> _Work item_
Leave out the images and output the records word for word.
::: Data extracts
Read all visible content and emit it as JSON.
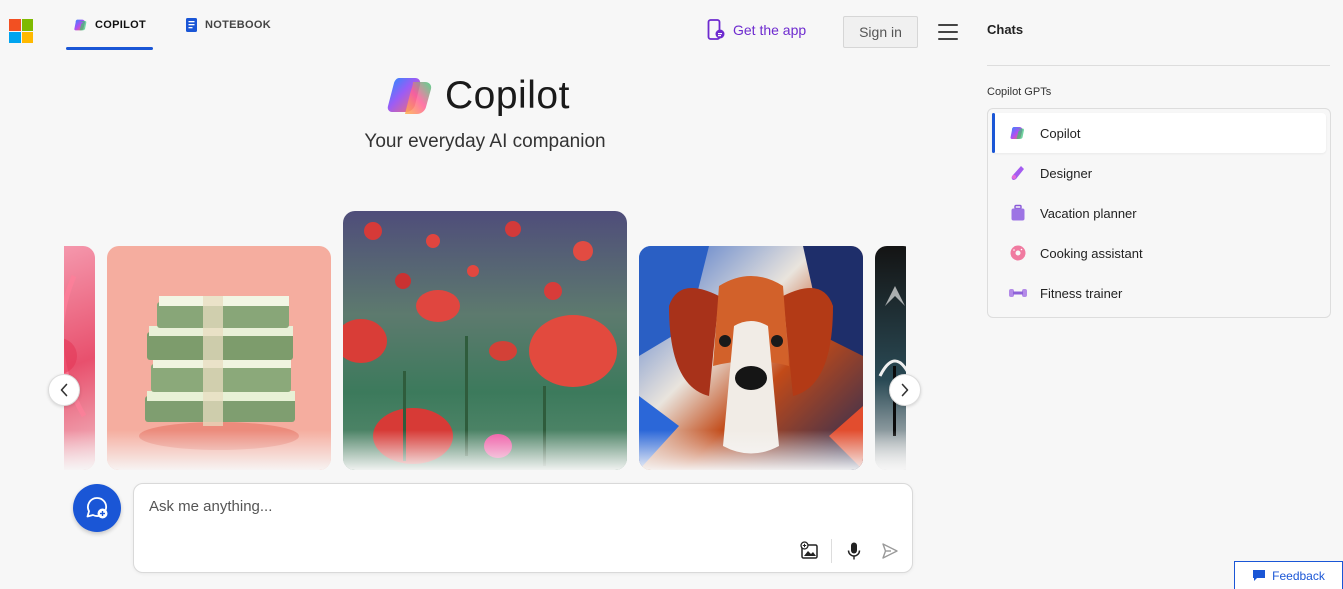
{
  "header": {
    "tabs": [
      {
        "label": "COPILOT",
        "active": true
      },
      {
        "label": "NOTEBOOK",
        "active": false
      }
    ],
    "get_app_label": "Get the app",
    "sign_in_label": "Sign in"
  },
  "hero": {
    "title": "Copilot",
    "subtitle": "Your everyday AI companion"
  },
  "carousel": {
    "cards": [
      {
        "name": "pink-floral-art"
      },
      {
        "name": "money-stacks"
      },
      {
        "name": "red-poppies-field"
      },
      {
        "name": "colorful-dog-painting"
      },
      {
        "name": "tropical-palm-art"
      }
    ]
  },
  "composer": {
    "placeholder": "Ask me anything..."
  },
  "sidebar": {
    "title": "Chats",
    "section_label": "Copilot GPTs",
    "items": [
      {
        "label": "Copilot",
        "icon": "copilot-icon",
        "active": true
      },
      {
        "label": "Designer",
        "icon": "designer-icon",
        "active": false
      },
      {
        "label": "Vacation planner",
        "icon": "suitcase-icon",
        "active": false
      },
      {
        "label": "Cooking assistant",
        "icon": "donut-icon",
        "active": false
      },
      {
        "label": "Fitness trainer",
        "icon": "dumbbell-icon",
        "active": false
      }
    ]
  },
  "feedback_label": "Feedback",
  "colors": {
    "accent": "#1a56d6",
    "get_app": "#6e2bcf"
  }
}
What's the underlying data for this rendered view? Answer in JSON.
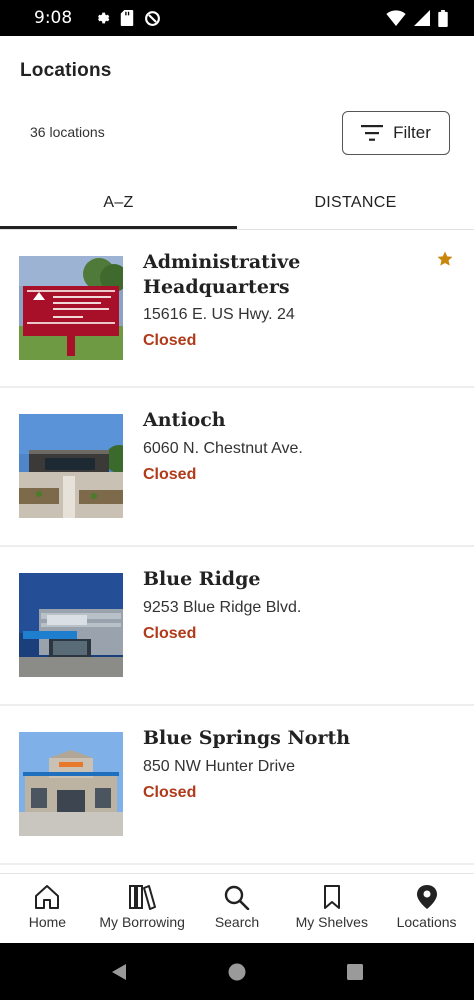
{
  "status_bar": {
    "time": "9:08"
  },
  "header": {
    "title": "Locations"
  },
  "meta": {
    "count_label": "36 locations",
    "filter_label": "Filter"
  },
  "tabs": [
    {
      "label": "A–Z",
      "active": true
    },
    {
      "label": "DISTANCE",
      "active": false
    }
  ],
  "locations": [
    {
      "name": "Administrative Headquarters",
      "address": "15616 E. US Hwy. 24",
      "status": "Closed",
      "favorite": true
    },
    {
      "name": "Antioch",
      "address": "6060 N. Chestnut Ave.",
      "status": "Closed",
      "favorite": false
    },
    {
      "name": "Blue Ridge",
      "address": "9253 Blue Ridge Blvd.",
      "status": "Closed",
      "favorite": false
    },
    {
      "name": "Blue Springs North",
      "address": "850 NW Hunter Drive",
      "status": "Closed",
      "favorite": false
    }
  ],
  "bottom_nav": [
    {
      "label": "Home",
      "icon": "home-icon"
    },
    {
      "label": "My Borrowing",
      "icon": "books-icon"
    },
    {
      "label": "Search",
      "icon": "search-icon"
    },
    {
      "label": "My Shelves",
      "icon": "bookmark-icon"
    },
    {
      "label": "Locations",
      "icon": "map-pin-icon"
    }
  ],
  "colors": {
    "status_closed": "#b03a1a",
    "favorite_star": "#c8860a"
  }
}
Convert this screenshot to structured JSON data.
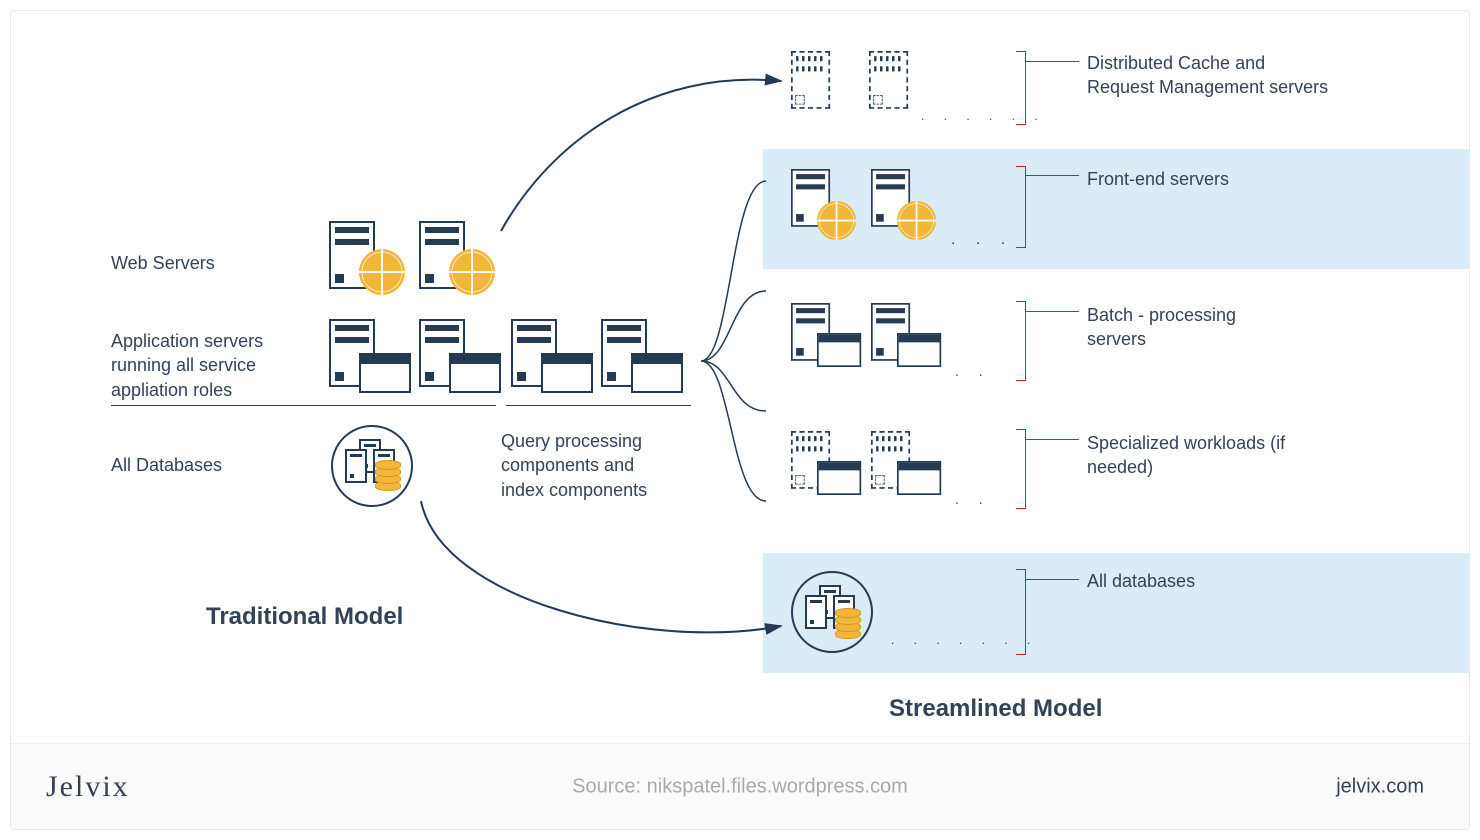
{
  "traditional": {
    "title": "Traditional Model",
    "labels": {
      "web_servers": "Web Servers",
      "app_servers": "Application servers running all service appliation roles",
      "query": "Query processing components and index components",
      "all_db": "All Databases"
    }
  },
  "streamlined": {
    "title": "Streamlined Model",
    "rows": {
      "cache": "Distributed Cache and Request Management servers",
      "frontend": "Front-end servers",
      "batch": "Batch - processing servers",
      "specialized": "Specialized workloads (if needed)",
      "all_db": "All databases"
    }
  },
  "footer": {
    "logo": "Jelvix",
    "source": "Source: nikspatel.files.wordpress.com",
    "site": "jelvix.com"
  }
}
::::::
> _Answer section_
Read all visible content and emit it as JSON.
{
  "header": {
    "tabs": [
      {
        "label": "COPILOT",
        "active": true
      },
      {
        "label": "NOTEBOOK",
        "active": false
      }
    ],
    "get_app_label": "Get the app",
    "sign_in_label": "Sign in"
  },
  "hero": {
    "title": "Copilot",
    "subtitle": "Your everyday AI companion"
  },
  "carousel": {
    "cards": [
      {
        "name": "pink-floral-art"
      },
      {
        "name": "money-stacks"
      },
      {
        "name": "red-poppies-field"
      },
      {
        "name": "colorful-dog-painting"
      },
      {
        "name": "tropical-palm-art"
      }
    ]
  },
  "composer": {
    "placeholder": "Ask me anything..."
  },
  "sidebar": {
    "title": "Chats",
    "section_label": "Copilot GPTs",
    "items": [
      {
        "label": "Copilot",
        "icon": "copilot-icon",
        "active": true
      },
      {
        "label": "Designer",
        "icon": "designer-icon",
        "active": false
      },
      {
        "label": "Vacation planner",
        "icon": "suitcase-icon",
        "active": false
      },
      {
        "label": "Cooking assistant",
        "icon": "donut-icon",
        "active": false
      },
      {
        "label": "Fitness trainer",
        "icon": "dumbbell-icon",
        "active": false
      }
    ]
  },
  "feedback_label": "Feedback",
  "colors": {
    "accent": "#1a56d6",
    "get_app": "#6e2bcf"
  }
}
What's the underlying data for this rendered view? Answer in JSON.
{
  "status_bar": {
    "time": "9:08"
  },
  "header": {
    "title": "Locations"
  },
  "meta": {
    "count_label": "36 locations",
    "filter_label": "Filter"
  },
  "tabs": [
    {
      "label": "A–Z",
      "active": true
    },
    {
      "label": "DISTANCE",
      "active": false
    }
  ],
  "locations": [
    {
      "name": "Administrative Headquarters",
      "address": "15616 E. US Hwy. 24",
      "status": "Closed",
      "favorite": true
    },
    {
      "name": "Antioch",
      "address": "6060 N. Chestnut Ave.",
      "status": "Closed",
      "favorite": false
    },
    {
      "name": "Blue Ridge",
      "address": "9253 Blue Ridge Blvd.",
      "status": "Closed",
      "favorite": false
    },
    {
      "name": "Blue Springs North",
      "address": "850 NW Hunter Drive",
      "status": "Closed",
      "favorite": false
    }
  ],
  "bottom_nav": [
    {
      "label": "Home",
      "icon": "home-icon"
    },
    {
      "label": "My Borrowing",
      "icon": "books-icon"
    },
    {
      "label": "Search",
      "icon": "search-icon"
    },
    {
      "label": "My Shelves",
      "icon": "bookmark-icon"
    },
    {
      "label": "Locations",
      "icon": "map-pin-icon"
    }
  ],
  "colors": {
    "status_closed": "#b03a1a",
    "favorite_star": "#c8860a"
  }
}
Convert this screenshot to structured JSON data.
{
  "traditional": {
    "title": "Traditional Model",
    "labels": {
      "web_servers": "Web Servers",
      "app_servers": "Application servers running all service appliation roles",
      "query": "Query processing components and index components",
      "all_db": "All Databases"
    }
  },
  "streamlined": {
    "title": "Streamlined Model",
    "rows": {
      "cache": "Distributed Cache and Request Management servers",
      "frontend": "Front-end servers",
      "batch": "Batch - processing servers",
      "specialized": "Specialized workloads (if needed)",
      "all_db": "All databases"
    }
  },
  "footer": {
    "logo": "Jelvix",
    "source": "Source: nikspatel.files.wordpress.com",
    "site": "jelvix.com"
  }
}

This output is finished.